Now, we’ll talk about a 5-wired microphone as shown in the diagram below. Here are the included five wires discuss briefly:
- Audio lead: It is wrapped by the shield wire, which is actually the second wire.
- Transmit lead: Use the Ohm Meter then check the three other wires. Check the two wires at the same time until you get continuity. The remaining wire that isn’t tested is the transmit lead.
- Common lead: Press the push-to-talk button and check for continuity. Check the two unidentified wires together with the transmit lead and whichever reads continuity with TX wire is considered as a common lead.
- Receive lead: The remaining wire is obviously the receive lead.
There’s a huge possibility of a radio and microphone cable not perfectly matching. Like the number of wires is more than microphone pins or vice versa. Here are ways to make it fit even if not perfectly suitable:
- In case there are 6 wires available and not all are used on the mic connector, cut it short enough to prevent any connection on any of the pins.
- If there are 4 wires, shield wire will turn as a common wire.
- What if there are only 4 pins and there are 5 wires? Join together the common and shield wire on one pin.
Indeed, there’s always a way!
3 Steps on Wiring a New Mic to CB
Did you buy a new mic and wondering how it’ll be wired to your CB? That’s another challenge to take off. Here are three easy to follow steps on wiring a new mic to CB:
- Determine which function on the CB the mic socket’s pin performs. It is TX, RX, Audio, or Ground.
- Know which wire color might perform on the new mic.
- Fix the wires on its corresponding pins on the new plug.
Few Reminders with your Microphone
- Keep the connections tighten.
- The connection of microphone pins and microphone plug must be safeguarded. A small flathead screwdriver might help to gently spread the pins.
- Securely plugin the CB mic. Check out if there are breaks or damages on both plug and cord and also the pins in the radio.
- Press on the CB microphone button along the process.
- Put a battery in it whether a power mic or an echo mic.
- For more reminders, visit Troubleshooting Radios Article.
Knowing the CB microphone wiring color code is a great way to learn how to personally setup radio and microphone devices. It may seem crucial as you can see on CB mic wiring diagram but it’s actually not. You can search for more detailed tutorials on YouTube about microphone wiring and then follow every step.

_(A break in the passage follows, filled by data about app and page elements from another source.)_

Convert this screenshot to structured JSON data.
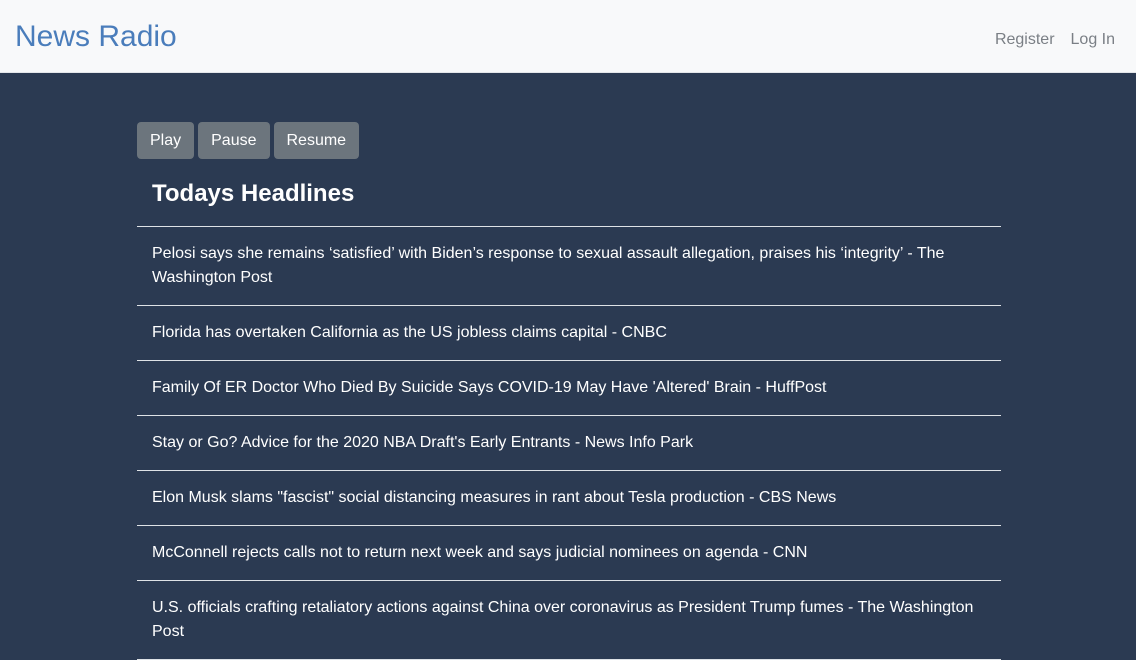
{
  "navbar": {
    "brand": "News Radio",
    "links": [
      "Register",
      "Log In"
    ]
  },
  "controls": {
    "play": "Play",
    "pause": "Pause",
    "resume": "Resume"
  },
  "headlines": {
    "title": "Todays Headlines",
    "items": [
      "Pelosi says she remains ‘satisfied’ with Biden’s response to sexual assault allegation, praises his ‘integrity’ - The Washington Post",
      "Florida has overtaken California as the US jobless claims capital - CNBC",
      "Family Of ER Doctor Who Died By Suicide Says COVID-19 May Have 'Altered' Brain - HuffPost",
      "Stay or Go? Advice for the 2020 NBA Draft's Early Entrants - News Info Park",
      "Elon Musk slams \"fascist\" social distancing measures in rant about Tesla production - CBS News",
      "McConnell rejects calls not to return next week and says judicial nominees on agenda - CNN",
      "U.S. officials crafting retaliatory actions against China over coronavirus as President Trump fumes - The Washington Post"
    ]
  },
  "colors": {
    "background": "#2b3a52",
    "navbar": "#f8f9fa",
    "brand": "#4a7dbb",
    "button": "#6c757d"
  }
}
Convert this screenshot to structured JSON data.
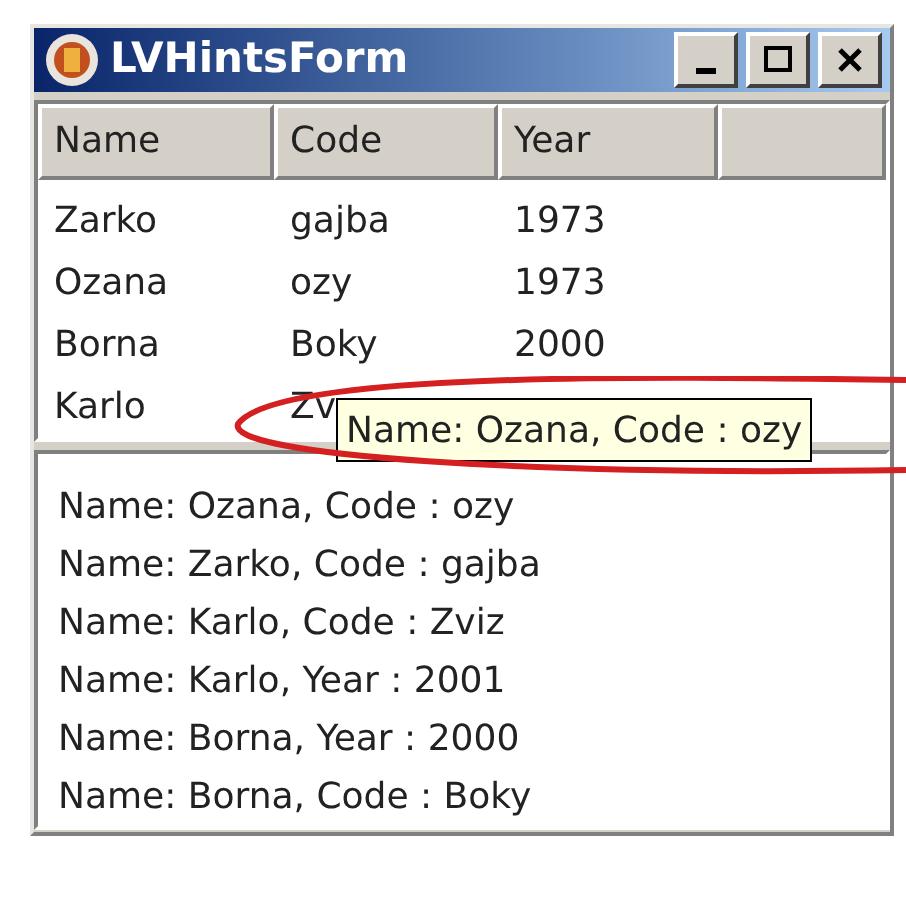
{
  "window": {
    "title": "LVHintsForm"
  },
  "list_view": {
    "columns": [
      "Name",
      "Code",
      "Year"
    ],
    "rows": [
      [
        "Zarko",
        "gajba",
        "1973"
      ],
      [
        "Ozana",
        "ozy",
        "1973"
      ],
      [
        "Borna",
        "Boky",
        "2000"
      ],
      [
        "Karlo",
        "Zv"
      ]
    ]
  },
  "tooltip": {
    "text": "Name: Ozana, Code : ozy"
  },
  "log": [
    "Name: Ozana, Code : ozy",
    "Name: Zarko, Code : gajba",
    "Name: Karlo, Code : Zviz",
    "Name: Karlo, Year : 2001",
    "Name: Borna, Year : 2000",
    "Name: Borna, Code : Boky"
  ]
}
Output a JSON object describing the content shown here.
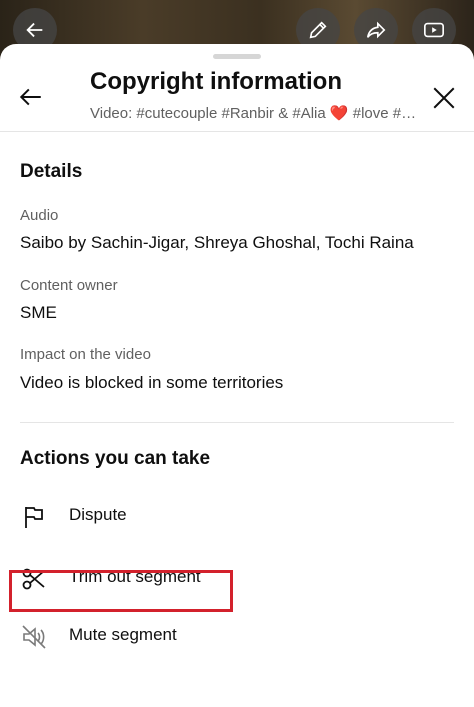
{
  "header": {
    "title": "Copyright information",
    "subtitle": "Video: #cutecouple #Ranbir & #Alia ❤️ #love #sh..."
  },
  "details": {
    "heading": "Details",
    "audio_label": "Audio",
    "audio_value": "Saibo by Sachin-Jigar, Shreya Ghoshal, Tochi Raina",
    "owner_label": "Content owner",
    "owner_value": "SME",
    "impact_label": "Impact on the video",
    "impact_value": "Video is blocked in some territories"
  },
  "actions": {
    "heading": "Actions you can take",
    "items": [
      {
        "label": "Dispute",
        "icon": "flag-icon"
      },
      {
        "label": "Trim out segment",
        "icon": "scissors-icon"
      },
      {
        "label": "Mute segment",
        "icon": "mute-icon"
      }
    ]
  },
  "colors": {
    "highlight": "#d3212c",
    "text_primary": "#0f0f0f",
    "text_secondary": "#606060"
  }
}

Then again, there are six total wiring color codes with corresponding wires such as audio, transmit, receive, common, shield, and ground. Two diagrams are shown, one for 4-wire mic and the other for a 5-wire mic. Only a few differences are seen between the two in terms of wire connections. Troubleshooting is the key to keep things done. In case you buy a new mic, only three steps are to be followed to finally set up the new mic. Keep your eyes on the few reminders provided above for your own sake.